Leita Kaldi Davis worked for the United Nations and UNESCO, for Tufts University Fletcher School of Law and Diplomacy and Harvard University. She worked with Roma (Gypsies) for fifteen years, became a Peace Corps Volunteer in Senegal at the age of 55, then went to work for the Albert Schweitzer Hospital in Haiti for five years. She retired in Florida in 2002, and wrote a memoir of Senegal, Roller Skating in the Desert, and of Haiti, In the Valley of Atibon, as well as several travel memoirs.(amazon.com or email@example.com). Leita received the Lillian Carter Award in 2017.

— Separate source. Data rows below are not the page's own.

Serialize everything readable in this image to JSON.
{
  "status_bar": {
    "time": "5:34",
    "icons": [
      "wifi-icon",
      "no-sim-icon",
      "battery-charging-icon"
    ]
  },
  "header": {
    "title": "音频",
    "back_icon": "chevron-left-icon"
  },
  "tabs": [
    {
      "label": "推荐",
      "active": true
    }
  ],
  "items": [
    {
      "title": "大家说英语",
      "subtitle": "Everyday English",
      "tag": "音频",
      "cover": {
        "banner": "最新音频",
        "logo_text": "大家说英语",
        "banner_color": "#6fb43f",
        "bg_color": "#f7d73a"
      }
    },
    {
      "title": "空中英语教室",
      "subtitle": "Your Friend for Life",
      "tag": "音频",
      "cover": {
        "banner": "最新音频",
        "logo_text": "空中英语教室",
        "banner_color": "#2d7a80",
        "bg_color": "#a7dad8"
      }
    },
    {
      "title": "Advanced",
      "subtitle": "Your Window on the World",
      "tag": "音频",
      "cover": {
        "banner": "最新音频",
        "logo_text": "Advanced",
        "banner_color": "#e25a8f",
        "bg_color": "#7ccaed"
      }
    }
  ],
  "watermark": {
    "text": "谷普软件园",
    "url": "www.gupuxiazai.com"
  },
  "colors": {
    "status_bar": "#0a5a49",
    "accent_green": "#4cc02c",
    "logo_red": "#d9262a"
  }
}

Susan recently re-joined the RPCVGCF board, after a ten-or-so-year's hiatus. I have been living in Florida since 1997, and in the Sarasota-Manatee area since 2000. I was a Peace Corps Volunteer in Costa Rica from 1985-1987, and I now enjoy a fulfilling a private psychotherapy practice, which includes writing evaluations for immigration. I am so grateful for my peace corps experience, which stays with me to this day. I joined the RPCVGCF board because I want to be a part of our group's impact on environmental sustainability and social justice, both locally and globally.
Originally from Kansas, Gary received a BA at the University of Kansas, then was a PCV in Tunisia, teaching English in Sfax, Ez-Zahra and Tunis from 1966-69. He subsequently studied comparative education, receiving an MA from the University of Chicago and also studied Arabic in Cairo for 3 years. He worked in an international program at the University of Oklahoma prior to coming to Washington to work with the Fulbright Scholar Program for 33 years, responsible principally for exchanges with North Africa and the Middle East. He retired in 2011 and moved to Sarasota in 2020.
For the last twenty-seven years, Nancy Janus has been a professor of human development at Eckerd College in Saint Petersburg. During that time she has taught Global Children’s Issues, Human Trafficking, Issues in Adoption, and Counseling. Folded into these courses have been travels with students to Viet Nam, Malaysia, Tanzania, Thailand and especially Cambodia. She also led spring break service trips throughout Central America.
She earned a doctorate in Counseling Psychology from the University of Massachusetts in Amherst, and also gained her license as a clinical psychologist. She taught French in high schools, earned a Masters in School Psychology, and taught at the Eastern Kentucky University. For twelve years she was a tenured Professor of School Psychology and Counseling at Southern Connecticut State University in New Haven. She is fluent in French, Spanish, and Tunisian Arabic, this last reflecting her three years in the Peace Corps in Tunisia.
She created a program in international adoption in Bolivia that ultimately facilitated the adoption of more than seventy infants. She and her husband also have three daughters adopted from Colombia .
Growing out of her Peace Corps experience, travel and international cultural exchange have been central to every academic effort she has undertaken. She is the author of Ethnicity in the lives of modern Malaysian youth, and West meets East: The current state of mental health services in Cambodia. Travel for Nancy has taken on a different dimension since a bicycle accident in 2012 left her in a wheelchair, Nonetheless, she has continued to travel with students internationally during Eckerd’s winter term and went around the world in Fall 2017 as a professor on Semester at Sea.